Negotiations between the hijackers and Algerian mediators resumed Thursday evening after a breakdown earlier in the day caused by the lack of progress, according to the official Algerian news agency.
In Washington, lawmakers urged Secretary of State George P. Shultz to intervene because of reports that one of the hijackers might be responsible for kidnapping American journalist Terry Anderson in Lebanon.
Kuwait's independent al-Qabas newspaper reported Wednesday that the alleged kidnapper, Imad Mughniyeh, was believed to have boarded the plane when it landed in Mashhad, Iran.
Mughniyeh has been identified as one of the security chiefs in Beirut for Hezbollah, or Party of God, which is believed to be the umbrella organization for pro-Iranian groups holding foreign hostages in Lebanon.
PLO Chairman Yasser Arafat accused Iran of being behind the hijacking and said some of the gunmen ''belong to the Iranian government.'' Egyptian Foreign Minister Esmat Abdel-Meguid echoed Arafat's comments Thursday in Cairo.

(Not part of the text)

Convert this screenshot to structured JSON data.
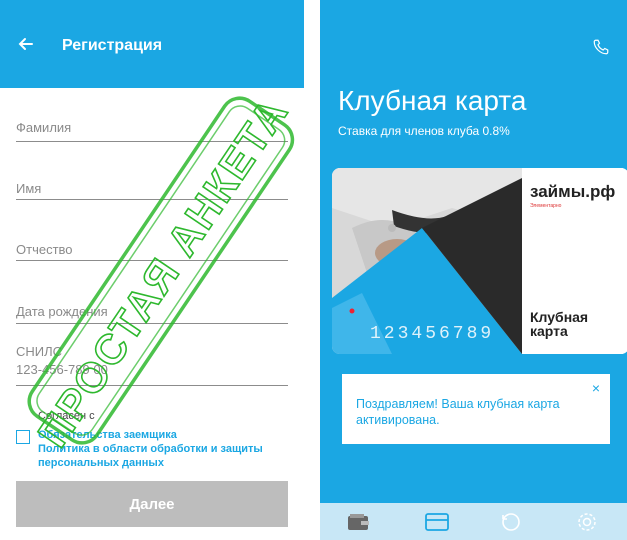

In a radio call to the airport tower Thursday, a passenger who identified himself as Ahmed Zayed said: ''I ask my government to release the 17 Islamic Jihad prisoners. If not, they will kill us all.''
Islamic Jihad, or Holy War, is the group that holds Anderson, and it also is demanding the release of the 17 Kuwaiti prisoners. Anderson, chief Middle East correspondent for The Associated Press, was kidnapped March 16, 1985. He has been held longer than any of the 22 foreign hostages in Lebanon.
The hijackers, said to be armed with grenades and guns, have threatened to blow up the plane and kill their remaining hostages if their demands are not met.
A ranking Algerian official said Wednesday that Kuwait's ''intransigence'' had created the standstill.
Algeria's negotiating committee is divided into two teams led by Interior Minister Hedi Khediri. One team is responsible for contacts with the Kuwaitis, and the other with the hijackers.
A doctor was allowed on board the plane Thursday to examine the hostages.
''I saw no sign of any illness that required hospitalization or major medicine,'' said Dr. Youssef Mahdi. He later told the official Algerian news agency that he prescribed some ''routine medicines'' that would be sent to the plane.
''The passengers I saw did not have their hands tied and displayed no signs of physical violence,'' Mahdi said.
An airport crew also went aboard to clean up and serve hot food, the Algerian official said.
In a letter Wednesday to Shultz, Sen. Daniel Moynihan and Rep. Louise Slaughter, both New York Democrats, wrote: ''We know the United States is not a primary party to the Algiers negotiations. But if Terry Anderson's chief kidnapper is on the Kuwaiti jet, the United States government must ensure that the negotiators are aware of this fact.''
''It would be a travesty for Imad Mughniyeh to go free while Terry Anderson remains a captive,'' they said.
The plane landed in Algeria on Tuesday night.
It was moved early Thursday to the end of the runway so another jet could land. It was later returned to its original position about 400 yards from the terminal.